Whether you drive a lot or a little, driveline vibration can be an irritating problem to deal with. For most auto mechanics, the most compelling challenge is to find the vibration’s point of origin. It’s usually a task that requires firsthand knowledge of a vehicle’s driveline components.
Your vehicle’s wheels, tires, axles, transmission, driveshaft, clutch or torque converter, along with engine parts, rotate at a high rate of speed. Any one of these components can be worn or out of spec and be the source of your vehicle’s vibration troubles.
The first step in diagnosing the origin of the vibration is to try and determine the exact conditions under which the vibration occurs. There are three basic types of vibration to be on the lookout for.
Engine Related (RPM) Vibration
RPM-related vibrations will most likely occur when your car is placed in all gears, and is quite often attributed to the engine or any other engine components that turn at the same speed. The harmonic balancer, flexplate and transmission input shaft are several components to consider. If you are scoping the cause, and the vibration changes or disappears as speed is increased, you can eliminate RPM as the problem.

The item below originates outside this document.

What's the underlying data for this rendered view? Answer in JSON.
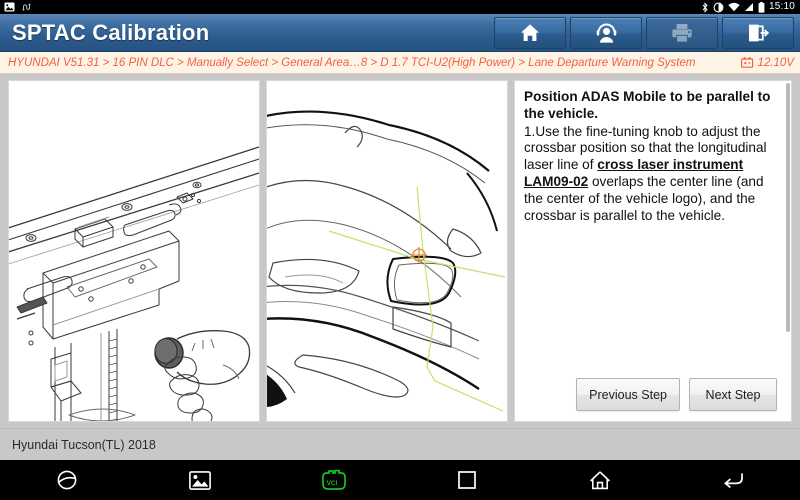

A vibration related to vehicle speed will usually manifest when you’ve reached a certain speed and worsen if the vehicle’s speed increases. Several possible sources might be the wheels, universal joints, axles or transmission output shaft. You can narrow down the problem further by maintaining the same speed and shifting into a different gear. If the vibration goes away, you’ll know that speed is not the cause.
If the vehicle vibration changes, whether you are accelerating, decelerating or maintaining a steady cruise speed, there could be numerous causes. Just keep in mind that your vehicle …Read more